Which lines in the records below mention the word "time"? Copy each one out.
================
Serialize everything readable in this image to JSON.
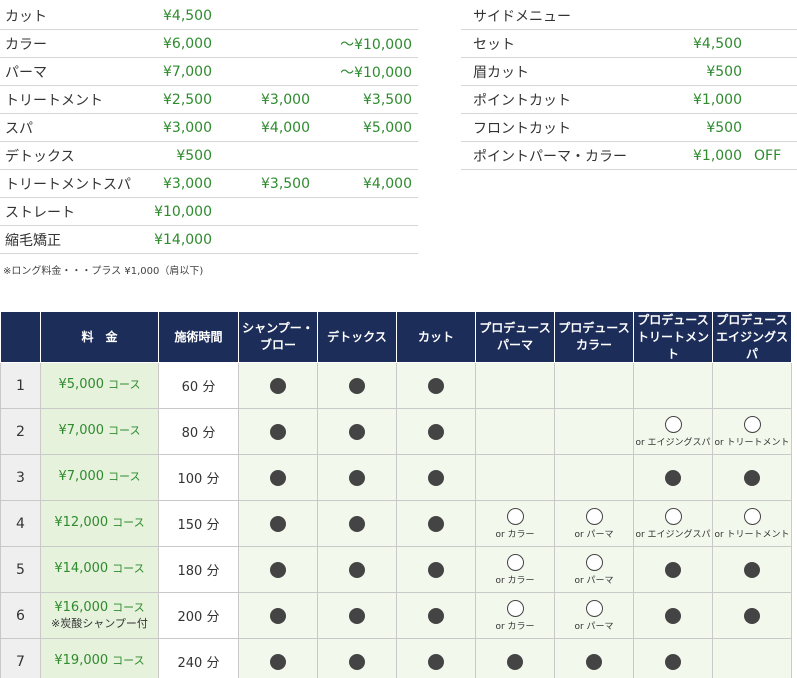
{
  "main_prices": [
    {
      "name": "カット",
      "p1": "¥4,500",
      "p2": "",
      "p3": ""
    },
    {
      "name": "カラー",
      "p1": "¥6,000",
      "p2": "",
      "p3": "〜¥10,000"
    },
    {
      "name": "パーマ",
      "p1": "¥7,000",
      "p2": "",
      "p3": "〜¥10,000"
    },
    {
      "name": "トリートメント",
      "p1": "¥2,500",
      "p2": "¥3,000",
      "p3": "¥3,500"
    },
    {
      "name": "スパ",
      "p1": "¥3,000",
      "p2": "¥4,000",
      "p3": "¥5,000"
    },
    {
      "name": "デトックス",
      "p1": "¥500",
      "p2": "",
      "p3": ""
    },
    {
      "name": "トリートメントスパ",
      "p1": "¥3,000",
      "p2": "¥3,500",
      "p3": "¥4,000"
    },
    {
      "name": "ストレート",
      "p1": "¥10,000",
      "p2": "",
      "p3": ""
    },
    {
      "name": "縮毛矯正",
      "p1": "¥14,000",
      "p2": "",
      "p3": ""
    }
  ],
  "main_note": "※ロング料金・・・プラス ¥1,000（肩以下)",
  "side_menu": {
    "title": "サイドメニュー",
    "items": [
      {
        "name": "セット",
        "price": "¥4,500",
        "extra": ""
      },
      {
        "name": "眉カット",
        "price": "¥500",
        "extra": ""
      },
      {
        "name": "ポイントカット",
        "price": "¥1,000",
        "extra": ""
      },
      {
        "name": "フロントカット",
        "price": "¥500",
        "extra": ""
      },
      {
        "name": "ポイントパーマ・カラー",
        "price": "¥1,000",
        "extra": "OFF"
      }
    ]
  },
  "course_table": {
    "headers": {
      "no": "",
      "price": "料　金",
      "time": "施術時間",
      "shampoo_1": "シャンプー・",
      "shampoo_2": "ブロー",
      "detox": "デトックス",
      "cut": "カット",
      "perm_1": "プロデュース",
      "perm_2": "パーマ",
      "color_1": "プロデュース",
      "color_2": "カラー",
      "treat_1": "プロデュース",
      "treat_2": "トリートメント",
      "spa_1": "プロデュース",
      "spa_2": "エイジングスパ"
    },
    "rows": [
      {
        "no": "1",
        "price": "¥5,000",
        "unit": "コース",
        "sub": "",
        "time": "60 分",
        "cells": [
          "dot",
          "dot",
          "dot",
          "",
          "",
          "",
          ""
        ],
        "opts": [
          "",
          "",
          "",
          "",
          "",
          "",
          ""
        ]
      },
      {
        "no": "2",
        "price": "¥7,000",
        "unit": "コース",
        "sub": "",
        "time": "80 分",
        "cells": [
          "dot",
          "dot",
          "dot",
          "",
          "",
          "ring",
          "ring"
        ],
        "opts": [
          "",
          "",
          "",
          "",
          "",
          "or エイジングスパ",
          "or トリートメント"
        ]
      },
      {
        "no": "3",
        "price": "¥7,000",
        "unit": "コース",
        "sub": "",
        "time": "100 分",
        "cells": [
          "dot",
          "dot",
          "dot",
          "",
          "",
          "dot",
          "dot"
        ],
        "opts": [
          "",
          "",
          "",
          "",
          "",
          "",
          ""
        ]
      },
      {
        "no": "4",
        "price": "¥12,000",
        "unit": "コース",
        "sub": "",
        "time": "150 分",
        "cells": [
          "dot",
          "dot",
          "dot",
          "ring",
          "ring",
          "ring",
          "ring"
        ],
        "opts": [
          "",
          "",
          "",
          "or カラー",
          "or パーマ",
          "or エイジングスパ",
          "or トリートメント"
        ]
      },
      {
        "no": "5",
        "price": "¥14,000",
        "unit": "コース",
        "sub": "",
        "time": "180 分",
        "cells": [
          "dot",
          "dot",
          "dot",
          "ring",
          "ring",
          "dot",
          "dot"
        ],
        "opts": [
          "",
          "",
          "",
          "or カラー",
          "or パーマ",
          "",
          ""
        ]
      },
      {
        "no": "6",
        "price": "¥16,000",
        "unit": "コース",
        "sub": "※炭酸シャンプー付",
        "time": "200 分",
        "cells": [
          "dot",
          "dot",
          "dot",
          "ring",
          "ring",
          "dot",
          "dot"
        ],
        "opts": [
          "",
          "",
          "",
          "or カラー",
          "or パーマ",
          "",
          ""
        ]
      },
      {
        "no": "7",
        "price": "¥19,000",
        "unit": "コース",
        "sub": "",
        "time": "240 分",
        "cells": [
          "dot",
          "dot",
          "dot",
          "dot",
          "dot",
          "dot",
          ""
        ],
        "opts": [
          "",
          "",
          "",
          "",
          "",
          "",
          ""
        ]
      }
    ]
  },
  "colors": {
    "accent_green": "#2e8b2e",
    "header_navy": "#1c2d5a",
    "cell_bg": "#f3f8ec"
  }
}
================
→ Result of the task:
      "time": "施術時間",
        "time": "60 分",
        "time": "80 分",
        "time": "100 分",
        "time": "150 分",
        "time": "180 分",
        "time": "200 分",
        "time": "240 分",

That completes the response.